After a week of baby beauty pageant madness in the media, I can state categorically that I do not, and never will, agree that dressing little girls up as Vegas showgirls is a good idea. Prancing a spray-tanned, made-up, Botoxed child across a stage is one thing; allowing your inner girly girl to shine is another. I am proud to say that my baby girl possesses a dominant girly gene. But no makeup in the world could make her more beautiful than she already is; no flouncy dresses could enhance her natural charm; no silly song and dance routines could render her more delightful. In her natural, bare-faced, wispy-haired, dress-ups-from-the-actual-dress-up-box costumes, my Phoebalina is the most beautiful girly girl all without trying. I loves every bit of her. And I am so, so glad that it's my girly DNA that runs through her veins. Because when she hits the everything-is-black goth phase, I will remind myself that, like her mother, she will grow out of it, and return to all things pink. Eventually.

Wednesday, August 3, 2011

Fairy dust

If you ever needed proof that fairy dust is real, and magic exists, then you need look no further than Melbourne today. The evidence is astounding to say the least...

Jack wore a t-shirt to school today.
Christian ran out the door without a jumper...also in a short-sleeved shirt.
All of the windows in the house were open. All day. And even now, late at night, they remain brazenly flung open to the breeze.
My washing was hung out at lunchtime, and came in a few hours later bone dry.
The girls and I took the dogs for a walk after lunch. Maisie wore bare feet and a baby t, and duck-fluff hair. Phoebs sported a jaunty ensemble consisting of a short skirt, leggings, a t-shirt and party shoes.
After our walk, I felt way too toasty to be wearing jeans. And I was sure the sun had a bit of a sting in it, because my arms had a little colour...
The gentle wind caressing the house is, even now, soft and warm. I took Archibald around the block one more time not long ago, and came back roasting in my hoodie.
The kids are asleep in summer jarmies.
The cats and dogs are sprawled out across the floor, tongues lolling.

And why, I hear you mutter, is this nutjob woman talking about warm breezes and fairy dust?? Has she finally cracked??

Well, possibly. No, scratch that - probably.

But that's besides the point. The thing is, today would have been a beautiful, gentle, warm summer's day in Melbourne...if it wasn't winter. You heard me - today, Melburnians enjoyed the unseasonable warmth of a perfect 23 degree day in the heart of winter. Since Melbourne is famous for being, shall we say, rather chilly in winter, you could be forgiven for thinking that someone had been tampering with the weather fairy.

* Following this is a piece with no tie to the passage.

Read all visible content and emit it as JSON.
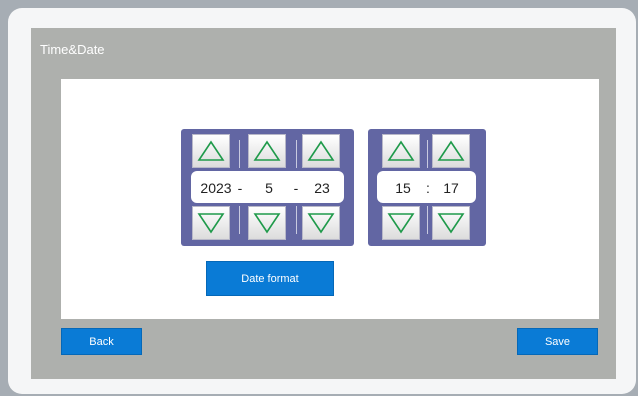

Whatever it was - fairy dust, magic, plain old jiggery-pokery - I don't care. I enjoyed every minute of the magnificent weather today (even if a little bit of me is wondering what Zeus is going to pull out of his hat to make us pay for it...). Even better than that, apparently it's going to be warm again tomorrow....that fairy dust is awesome stuff!!! I might see if I can get my hands on some, and sprinkle it up my nose. Who knows? It might even motivate me to clean the house properly...